The Lost Art Of Repentance

Do not be conformed to this world, but be transformed by the renewal of your mind, that by testing you may discern what is the will of God, what is good and acceptable and perfect (Romans 12:2, ESV).

I believe repentance is an art. A life of humility shines brighter in eternity than the power of oligarchs.

Repentance discerns error – both egregious and subtle. 

There are outlandish behaviors or gross sin and also hidden temptations. It is difficult to hide the outlandish, while simple phrases like “this is minor,” “no one will notice,” or “it won’t hurt anyone” – can cover sin until it becomes flagrant.

An artist, trained in the basics, can quickly discern the subtle.  

I remember watching a worship leader stop a worship team practice asking the guitarist to adjust one string as it was out of tune. Life artists need the fine art of repentance to stop hindrances, deviation, and anger before they become blatant.

Paul writes in Romans 12:2, “…that by testing you may discern what is the will of God, what is good, acceptable, and perfect.”

The Apostle Paul was an artist.

Repentance is a lost art today because culture has eliminated error (sin) under the guise of “whatever you think” is good, with devastating implications for abortion, sexual identity, and simple day-to-day decision making.

I don’t want to attend a concert with the artists released from decorum, unity, and harmony to perform as felt in the moment. It wouldn’t be a symphony and it wouldn’t be rock n’ roll. 

Having lost the art of discerning evil in our culture – is this the cause of increasing depression and violence?

Agreed, repentance needs rules – all art requires undergirding principles. Creativity in all art bends but doesn’t break the rules. In life, when the law is broken, repentance from grace can bring restoration.

How do we know if something is wrong with our behavior or attitude? What are the laws? And more importantly, where do we get the rules and the law?

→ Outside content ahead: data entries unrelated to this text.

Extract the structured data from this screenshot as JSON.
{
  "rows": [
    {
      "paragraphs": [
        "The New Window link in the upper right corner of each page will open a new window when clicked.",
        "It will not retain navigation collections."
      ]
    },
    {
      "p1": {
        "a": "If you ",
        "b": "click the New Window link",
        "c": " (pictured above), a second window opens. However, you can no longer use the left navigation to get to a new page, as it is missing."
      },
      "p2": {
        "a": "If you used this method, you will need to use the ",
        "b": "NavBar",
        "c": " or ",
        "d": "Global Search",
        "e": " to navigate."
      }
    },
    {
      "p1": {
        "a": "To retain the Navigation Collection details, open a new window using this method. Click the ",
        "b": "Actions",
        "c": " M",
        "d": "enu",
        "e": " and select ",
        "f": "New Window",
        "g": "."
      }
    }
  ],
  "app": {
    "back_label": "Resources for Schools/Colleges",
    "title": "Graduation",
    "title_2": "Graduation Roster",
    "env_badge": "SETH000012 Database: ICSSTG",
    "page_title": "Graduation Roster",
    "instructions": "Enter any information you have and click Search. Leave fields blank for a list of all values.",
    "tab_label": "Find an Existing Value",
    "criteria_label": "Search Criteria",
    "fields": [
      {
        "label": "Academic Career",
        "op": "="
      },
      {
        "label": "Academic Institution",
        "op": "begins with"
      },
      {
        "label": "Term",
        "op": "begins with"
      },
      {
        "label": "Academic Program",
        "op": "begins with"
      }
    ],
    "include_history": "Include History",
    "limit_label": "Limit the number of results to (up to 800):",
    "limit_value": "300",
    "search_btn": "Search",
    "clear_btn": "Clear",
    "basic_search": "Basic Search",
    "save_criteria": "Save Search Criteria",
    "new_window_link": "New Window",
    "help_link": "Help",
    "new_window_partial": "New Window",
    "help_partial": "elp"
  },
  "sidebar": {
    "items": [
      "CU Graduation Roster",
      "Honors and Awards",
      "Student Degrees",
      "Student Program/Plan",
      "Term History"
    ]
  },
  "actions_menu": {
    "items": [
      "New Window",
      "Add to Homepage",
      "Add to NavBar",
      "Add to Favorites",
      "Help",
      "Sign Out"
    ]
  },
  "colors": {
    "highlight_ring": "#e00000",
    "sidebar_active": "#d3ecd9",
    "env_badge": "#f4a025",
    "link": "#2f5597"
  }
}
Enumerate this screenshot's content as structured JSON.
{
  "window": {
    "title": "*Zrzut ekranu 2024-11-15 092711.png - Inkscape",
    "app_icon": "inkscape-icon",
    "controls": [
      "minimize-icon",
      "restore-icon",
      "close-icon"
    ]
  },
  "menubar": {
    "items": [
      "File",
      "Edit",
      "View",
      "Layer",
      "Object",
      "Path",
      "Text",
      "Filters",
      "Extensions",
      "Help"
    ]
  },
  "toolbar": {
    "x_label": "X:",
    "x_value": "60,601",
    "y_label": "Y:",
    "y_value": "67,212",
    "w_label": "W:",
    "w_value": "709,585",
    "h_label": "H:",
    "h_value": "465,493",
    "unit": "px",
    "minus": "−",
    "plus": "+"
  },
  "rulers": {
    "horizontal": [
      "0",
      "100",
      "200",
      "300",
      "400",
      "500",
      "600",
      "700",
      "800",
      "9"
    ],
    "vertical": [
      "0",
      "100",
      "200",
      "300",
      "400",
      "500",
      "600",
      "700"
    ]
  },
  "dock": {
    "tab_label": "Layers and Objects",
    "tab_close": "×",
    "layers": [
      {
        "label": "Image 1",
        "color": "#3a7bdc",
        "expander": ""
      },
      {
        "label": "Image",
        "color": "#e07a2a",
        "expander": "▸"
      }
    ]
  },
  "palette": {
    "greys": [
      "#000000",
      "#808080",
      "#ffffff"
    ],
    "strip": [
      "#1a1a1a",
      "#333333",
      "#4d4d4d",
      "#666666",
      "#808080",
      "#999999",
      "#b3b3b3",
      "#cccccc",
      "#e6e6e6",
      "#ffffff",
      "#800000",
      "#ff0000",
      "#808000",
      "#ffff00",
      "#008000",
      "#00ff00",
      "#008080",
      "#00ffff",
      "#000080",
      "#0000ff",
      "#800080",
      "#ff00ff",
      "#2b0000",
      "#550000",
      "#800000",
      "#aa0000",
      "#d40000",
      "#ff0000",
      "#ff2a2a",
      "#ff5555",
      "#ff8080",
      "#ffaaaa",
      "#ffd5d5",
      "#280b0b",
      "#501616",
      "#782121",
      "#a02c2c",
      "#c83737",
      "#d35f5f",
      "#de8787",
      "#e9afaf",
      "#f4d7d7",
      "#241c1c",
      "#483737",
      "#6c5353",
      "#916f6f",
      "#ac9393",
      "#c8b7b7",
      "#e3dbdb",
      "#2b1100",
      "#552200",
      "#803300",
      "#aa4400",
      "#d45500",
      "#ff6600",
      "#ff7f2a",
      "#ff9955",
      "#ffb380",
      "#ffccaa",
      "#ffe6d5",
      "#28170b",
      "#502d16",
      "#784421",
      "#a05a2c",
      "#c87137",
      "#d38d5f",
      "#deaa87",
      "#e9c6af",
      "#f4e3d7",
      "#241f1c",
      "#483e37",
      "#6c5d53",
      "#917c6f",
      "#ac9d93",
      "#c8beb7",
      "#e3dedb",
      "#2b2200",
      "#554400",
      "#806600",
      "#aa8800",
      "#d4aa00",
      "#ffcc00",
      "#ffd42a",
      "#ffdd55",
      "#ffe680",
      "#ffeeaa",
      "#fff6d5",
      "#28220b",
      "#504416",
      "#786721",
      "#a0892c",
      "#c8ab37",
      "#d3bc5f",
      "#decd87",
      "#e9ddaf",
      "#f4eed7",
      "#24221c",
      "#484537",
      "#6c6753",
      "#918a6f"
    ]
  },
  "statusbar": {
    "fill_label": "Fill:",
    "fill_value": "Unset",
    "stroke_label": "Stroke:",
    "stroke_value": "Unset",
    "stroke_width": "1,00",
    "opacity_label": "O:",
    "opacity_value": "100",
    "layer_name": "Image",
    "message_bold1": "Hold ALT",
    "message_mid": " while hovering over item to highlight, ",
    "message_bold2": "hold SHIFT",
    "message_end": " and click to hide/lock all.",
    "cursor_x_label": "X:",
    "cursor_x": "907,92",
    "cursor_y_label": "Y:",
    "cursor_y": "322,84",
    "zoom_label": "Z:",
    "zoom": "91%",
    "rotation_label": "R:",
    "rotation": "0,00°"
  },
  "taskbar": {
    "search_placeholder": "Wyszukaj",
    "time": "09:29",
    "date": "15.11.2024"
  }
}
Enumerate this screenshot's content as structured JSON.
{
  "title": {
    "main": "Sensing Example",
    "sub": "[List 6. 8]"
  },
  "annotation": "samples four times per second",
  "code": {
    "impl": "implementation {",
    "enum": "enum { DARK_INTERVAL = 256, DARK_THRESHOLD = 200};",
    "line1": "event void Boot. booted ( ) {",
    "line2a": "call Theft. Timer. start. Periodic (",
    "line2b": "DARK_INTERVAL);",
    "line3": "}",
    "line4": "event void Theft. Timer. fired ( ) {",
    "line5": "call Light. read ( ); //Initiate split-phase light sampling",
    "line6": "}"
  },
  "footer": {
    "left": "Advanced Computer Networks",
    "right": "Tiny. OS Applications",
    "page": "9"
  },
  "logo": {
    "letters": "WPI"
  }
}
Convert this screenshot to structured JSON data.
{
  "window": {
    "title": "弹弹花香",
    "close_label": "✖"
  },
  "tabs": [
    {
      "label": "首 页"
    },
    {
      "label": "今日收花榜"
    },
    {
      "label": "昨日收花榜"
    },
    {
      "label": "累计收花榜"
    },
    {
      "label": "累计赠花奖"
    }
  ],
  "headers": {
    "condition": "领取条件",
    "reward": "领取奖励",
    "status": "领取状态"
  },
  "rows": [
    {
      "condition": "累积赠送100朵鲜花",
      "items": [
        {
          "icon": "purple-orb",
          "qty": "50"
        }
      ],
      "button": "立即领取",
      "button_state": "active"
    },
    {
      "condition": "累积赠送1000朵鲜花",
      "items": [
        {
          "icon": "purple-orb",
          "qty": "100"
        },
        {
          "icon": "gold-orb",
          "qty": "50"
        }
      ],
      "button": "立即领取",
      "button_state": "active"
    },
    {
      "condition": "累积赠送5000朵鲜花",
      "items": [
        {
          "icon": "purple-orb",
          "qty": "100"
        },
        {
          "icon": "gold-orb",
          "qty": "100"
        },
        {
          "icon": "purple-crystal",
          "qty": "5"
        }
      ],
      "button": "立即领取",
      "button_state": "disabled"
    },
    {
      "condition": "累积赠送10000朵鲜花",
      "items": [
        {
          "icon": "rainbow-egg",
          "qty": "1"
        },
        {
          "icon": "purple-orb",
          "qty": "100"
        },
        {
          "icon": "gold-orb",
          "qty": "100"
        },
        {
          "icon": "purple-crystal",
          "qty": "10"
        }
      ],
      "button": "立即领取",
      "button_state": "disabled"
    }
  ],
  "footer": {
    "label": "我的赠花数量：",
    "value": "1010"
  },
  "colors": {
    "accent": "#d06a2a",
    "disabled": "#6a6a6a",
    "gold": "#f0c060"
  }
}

The Psalmist combines both poetry and life artistry when writing Psalm 1:

Blessed is the man who walks not in the counsel of the wicked, nor stands in the way of sinners, nor sits in the seat of scoffers;

But his delight is in the law of the Lord, and on his law, he meditates day and night.

He is like a tree planted by streams of water that yields its fruit in its season, and its leaf does not wither. In all that he does, he prospers (vv. 1-3).

In 1995, I stood in a museum viewing Vincent van Gogh’s White House at Night. It was in a collection of paintings, all of which were entitled Lost Art of World War II. This beautiful painting had been lost and then found.

Van Gogh’s creativity wasn’t appreciated in his live.

Today, thousands flock to see his actual paintings and media presentations of his art. He took the basics of color and design, eliminated the strictures of what art was supposed to look like in his day – and then created masterpieces.

Repentance means “change your mind” – and a necessity for all artists and life itself. Understanding what can and what shouldn’t be broken and changing accordingly creates lasting art.

The narrow opinions of others should not define us, but following God’s Word will create a life larger than the expanses of heaven.

Have you ever seen Vincent van Gogh’s The Starry Night?

Public Domain; File: Van Gogh – Starry Night – Google Art Project.jpg; Created: 1889 

Public Domain; File:Whitehousenight.jpg; Created: June 1890